### WORK REQUEST
For the word "form", search the records and show each line in which it occurs.

### MATERIAL FOR THIS TASK
━━━━

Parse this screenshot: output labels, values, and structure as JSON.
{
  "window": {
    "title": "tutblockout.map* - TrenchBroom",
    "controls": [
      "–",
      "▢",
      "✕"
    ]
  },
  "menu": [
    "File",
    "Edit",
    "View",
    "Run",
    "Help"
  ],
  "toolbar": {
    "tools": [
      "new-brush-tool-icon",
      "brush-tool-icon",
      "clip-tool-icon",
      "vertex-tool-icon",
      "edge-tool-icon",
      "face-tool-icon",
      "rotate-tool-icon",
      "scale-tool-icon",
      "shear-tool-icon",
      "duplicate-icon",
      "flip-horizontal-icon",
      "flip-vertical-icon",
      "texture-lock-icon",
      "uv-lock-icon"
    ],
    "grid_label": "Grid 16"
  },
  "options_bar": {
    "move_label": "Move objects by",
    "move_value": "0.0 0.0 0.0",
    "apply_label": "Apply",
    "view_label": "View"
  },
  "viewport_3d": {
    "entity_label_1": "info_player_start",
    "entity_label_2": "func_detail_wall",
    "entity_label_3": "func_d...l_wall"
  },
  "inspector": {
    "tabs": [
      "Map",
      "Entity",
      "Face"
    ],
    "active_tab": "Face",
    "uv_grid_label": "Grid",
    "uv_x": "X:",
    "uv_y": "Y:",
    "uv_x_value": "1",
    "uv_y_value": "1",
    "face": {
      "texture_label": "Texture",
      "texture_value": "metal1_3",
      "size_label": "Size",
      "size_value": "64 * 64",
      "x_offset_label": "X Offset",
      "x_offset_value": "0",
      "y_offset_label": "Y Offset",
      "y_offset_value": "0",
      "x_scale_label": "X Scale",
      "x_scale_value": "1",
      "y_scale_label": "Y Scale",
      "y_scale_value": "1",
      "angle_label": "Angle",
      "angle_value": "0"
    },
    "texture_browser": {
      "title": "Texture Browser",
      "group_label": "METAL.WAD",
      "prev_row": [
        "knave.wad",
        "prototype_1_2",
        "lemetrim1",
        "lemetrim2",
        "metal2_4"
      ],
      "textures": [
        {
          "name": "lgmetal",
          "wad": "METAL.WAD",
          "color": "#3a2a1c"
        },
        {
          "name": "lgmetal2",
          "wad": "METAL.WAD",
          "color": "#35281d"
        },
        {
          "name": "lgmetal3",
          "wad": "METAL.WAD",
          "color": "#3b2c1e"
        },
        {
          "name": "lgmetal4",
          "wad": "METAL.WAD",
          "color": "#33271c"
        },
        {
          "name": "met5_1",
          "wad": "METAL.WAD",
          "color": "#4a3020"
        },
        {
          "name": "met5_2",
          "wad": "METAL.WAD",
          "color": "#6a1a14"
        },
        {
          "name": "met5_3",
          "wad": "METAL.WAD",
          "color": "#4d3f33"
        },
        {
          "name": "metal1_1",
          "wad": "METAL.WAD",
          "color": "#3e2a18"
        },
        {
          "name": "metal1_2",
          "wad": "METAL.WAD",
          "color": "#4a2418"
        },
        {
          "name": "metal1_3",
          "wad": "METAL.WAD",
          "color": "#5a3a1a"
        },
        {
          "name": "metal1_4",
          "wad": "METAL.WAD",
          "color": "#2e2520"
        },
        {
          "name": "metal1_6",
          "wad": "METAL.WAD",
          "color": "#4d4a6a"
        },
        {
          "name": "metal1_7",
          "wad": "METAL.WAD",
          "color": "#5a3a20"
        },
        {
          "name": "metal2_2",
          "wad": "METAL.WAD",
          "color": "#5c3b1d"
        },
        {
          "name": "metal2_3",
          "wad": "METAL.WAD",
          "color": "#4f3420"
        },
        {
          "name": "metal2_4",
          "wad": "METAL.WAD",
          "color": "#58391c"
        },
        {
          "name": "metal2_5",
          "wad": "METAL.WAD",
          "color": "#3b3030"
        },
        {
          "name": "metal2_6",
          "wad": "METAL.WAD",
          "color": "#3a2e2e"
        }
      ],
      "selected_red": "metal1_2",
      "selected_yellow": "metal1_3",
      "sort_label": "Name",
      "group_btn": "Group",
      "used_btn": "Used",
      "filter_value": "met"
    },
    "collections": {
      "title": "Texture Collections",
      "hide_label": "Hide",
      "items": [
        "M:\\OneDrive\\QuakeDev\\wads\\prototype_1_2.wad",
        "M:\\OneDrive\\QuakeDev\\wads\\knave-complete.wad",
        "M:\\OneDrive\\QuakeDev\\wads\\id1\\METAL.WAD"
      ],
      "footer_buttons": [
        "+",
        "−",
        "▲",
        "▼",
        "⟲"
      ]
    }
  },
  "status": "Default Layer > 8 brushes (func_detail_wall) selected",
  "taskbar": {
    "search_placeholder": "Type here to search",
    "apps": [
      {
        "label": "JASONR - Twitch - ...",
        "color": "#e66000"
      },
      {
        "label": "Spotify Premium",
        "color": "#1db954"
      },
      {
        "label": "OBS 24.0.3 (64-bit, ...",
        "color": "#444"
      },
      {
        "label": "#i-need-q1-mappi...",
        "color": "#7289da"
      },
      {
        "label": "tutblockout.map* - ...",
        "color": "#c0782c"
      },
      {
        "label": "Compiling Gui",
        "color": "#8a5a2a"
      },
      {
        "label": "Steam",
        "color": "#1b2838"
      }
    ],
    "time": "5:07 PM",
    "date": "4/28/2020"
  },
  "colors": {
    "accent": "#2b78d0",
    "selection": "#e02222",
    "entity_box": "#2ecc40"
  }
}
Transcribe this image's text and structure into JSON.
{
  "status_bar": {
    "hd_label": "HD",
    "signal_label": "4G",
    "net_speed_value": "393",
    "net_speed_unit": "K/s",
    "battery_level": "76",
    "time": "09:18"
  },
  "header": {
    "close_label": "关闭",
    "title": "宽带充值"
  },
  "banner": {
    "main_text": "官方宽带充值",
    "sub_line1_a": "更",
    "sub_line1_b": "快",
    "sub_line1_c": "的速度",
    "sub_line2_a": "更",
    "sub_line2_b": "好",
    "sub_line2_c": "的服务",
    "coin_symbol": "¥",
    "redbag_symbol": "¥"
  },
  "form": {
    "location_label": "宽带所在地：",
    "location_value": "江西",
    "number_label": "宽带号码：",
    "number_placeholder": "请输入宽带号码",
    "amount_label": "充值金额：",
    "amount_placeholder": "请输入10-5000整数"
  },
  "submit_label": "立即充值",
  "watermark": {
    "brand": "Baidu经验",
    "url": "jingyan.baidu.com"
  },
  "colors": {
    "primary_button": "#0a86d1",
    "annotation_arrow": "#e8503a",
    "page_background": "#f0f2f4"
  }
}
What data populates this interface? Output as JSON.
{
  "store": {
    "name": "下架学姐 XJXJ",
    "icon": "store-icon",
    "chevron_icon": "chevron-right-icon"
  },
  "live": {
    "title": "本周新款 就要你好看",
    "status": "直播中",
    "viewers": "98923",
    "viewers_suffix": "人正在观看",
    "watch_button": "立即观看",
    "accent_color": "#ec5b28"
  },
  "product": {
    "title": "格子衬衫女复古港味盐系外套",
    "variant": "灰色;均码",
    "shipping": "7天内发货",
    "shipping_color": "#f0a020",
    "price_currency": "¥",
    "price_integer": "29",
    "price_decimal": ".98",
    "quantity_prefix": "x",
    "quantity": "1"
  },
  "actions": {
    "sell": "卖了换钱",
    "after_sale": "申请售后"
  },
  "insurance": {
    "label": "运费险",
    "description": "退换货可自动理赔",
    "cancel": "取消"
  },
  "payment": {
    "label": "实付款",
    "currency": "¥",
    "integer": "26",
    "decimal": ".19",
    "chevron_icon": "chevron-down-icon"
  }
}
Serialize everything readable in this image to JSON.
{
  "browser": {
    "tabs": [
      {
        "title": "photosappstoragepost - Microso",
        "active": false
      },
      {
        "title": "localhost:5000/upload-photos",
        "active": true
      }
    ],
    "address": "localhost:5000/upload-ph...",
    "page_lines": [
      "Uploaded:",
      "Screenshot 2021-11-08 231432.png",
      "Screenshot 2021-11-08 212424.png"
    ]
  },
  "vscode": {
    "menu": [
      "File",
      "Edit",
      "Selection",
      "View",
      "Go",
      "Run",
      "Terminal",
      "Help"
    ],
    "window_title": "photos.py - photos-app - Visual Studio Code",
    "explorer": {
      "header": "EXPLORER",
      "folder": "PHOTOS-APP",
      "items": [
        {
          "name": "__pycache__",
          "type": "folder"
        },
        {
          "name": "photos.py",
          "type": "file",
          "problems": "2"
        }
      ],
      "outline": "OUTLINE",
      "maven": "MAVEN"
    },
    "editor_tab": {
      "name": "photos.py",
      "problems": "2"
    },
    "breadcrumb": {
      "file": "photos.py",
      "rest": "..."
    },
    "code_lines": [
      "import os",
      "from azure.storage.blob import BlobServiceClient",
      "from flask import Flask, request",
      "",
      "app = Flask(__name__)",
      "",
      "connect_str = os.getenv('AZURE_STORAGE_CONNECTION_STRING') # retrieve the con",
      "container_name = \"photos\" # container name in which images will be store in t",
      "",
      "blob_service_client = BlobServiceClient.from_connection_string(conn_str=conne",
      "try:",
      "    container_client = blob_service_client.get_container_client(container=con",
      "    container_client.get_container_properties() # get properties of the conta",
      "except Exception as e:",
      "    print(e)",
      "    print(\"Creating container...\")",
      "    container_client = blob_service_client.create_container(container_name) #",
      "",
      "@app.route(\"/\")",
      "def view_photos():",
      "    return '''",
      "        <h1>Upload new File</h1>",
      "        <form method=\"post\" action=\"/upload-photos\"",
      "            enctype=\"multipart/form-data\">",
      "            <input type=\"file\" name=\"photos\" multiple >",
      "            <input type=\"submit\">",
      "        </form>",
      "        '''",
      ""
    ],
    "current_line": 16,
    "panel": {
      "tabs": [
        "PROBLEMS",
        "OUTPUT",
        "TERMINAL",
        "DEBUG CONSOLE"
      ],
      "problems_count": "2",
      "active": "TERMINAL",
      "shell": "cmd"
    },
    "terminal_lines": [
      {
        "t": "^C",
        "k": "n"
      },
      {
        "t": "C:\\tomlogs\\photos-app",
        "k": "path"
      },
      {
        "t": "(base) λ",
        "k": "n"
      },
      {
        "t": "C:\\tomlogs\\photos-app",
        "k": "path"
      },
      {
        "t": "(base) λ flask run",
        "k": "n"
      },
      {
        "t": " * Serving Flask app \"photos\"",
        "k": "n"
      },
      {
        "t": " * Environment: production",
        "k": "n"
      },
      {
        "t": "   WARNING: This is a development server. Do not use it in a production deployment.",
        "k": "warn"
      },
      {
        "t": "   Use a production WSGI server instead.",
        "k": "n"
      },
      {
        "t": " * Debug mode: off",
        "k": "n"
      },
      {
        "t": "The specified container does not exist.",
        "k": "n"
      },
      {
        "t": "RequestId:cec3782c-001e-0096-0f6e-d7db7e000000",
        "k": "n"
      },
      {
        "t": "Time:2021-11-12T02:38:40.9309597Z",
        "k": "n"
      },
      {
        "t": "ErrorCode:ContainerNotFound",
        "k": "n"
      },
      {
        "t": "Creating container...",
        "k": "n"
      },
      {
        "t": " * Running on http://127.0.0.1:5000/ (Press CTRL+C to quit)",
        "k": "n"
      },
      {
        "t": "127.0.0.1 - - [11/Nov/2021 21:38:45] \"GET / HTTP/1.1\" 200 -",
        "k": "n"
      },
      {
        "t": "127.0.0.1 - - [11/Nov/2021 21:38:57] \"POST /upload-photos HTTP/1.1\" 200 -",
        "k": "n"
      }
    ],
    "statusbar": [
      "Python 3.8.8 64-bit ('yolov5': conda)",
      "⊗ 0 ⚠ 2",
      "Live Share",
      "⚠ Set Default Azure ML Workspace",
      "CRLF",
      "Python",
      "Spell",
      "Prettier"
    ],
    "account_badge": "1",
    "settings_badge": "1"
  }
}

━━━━

### TASK ANSWER
  "form": {
      "        <form method=\"post\" action=\"/upload-photos\"",
      "            enctype=\"multipart/form-data\">",
      "        </form>",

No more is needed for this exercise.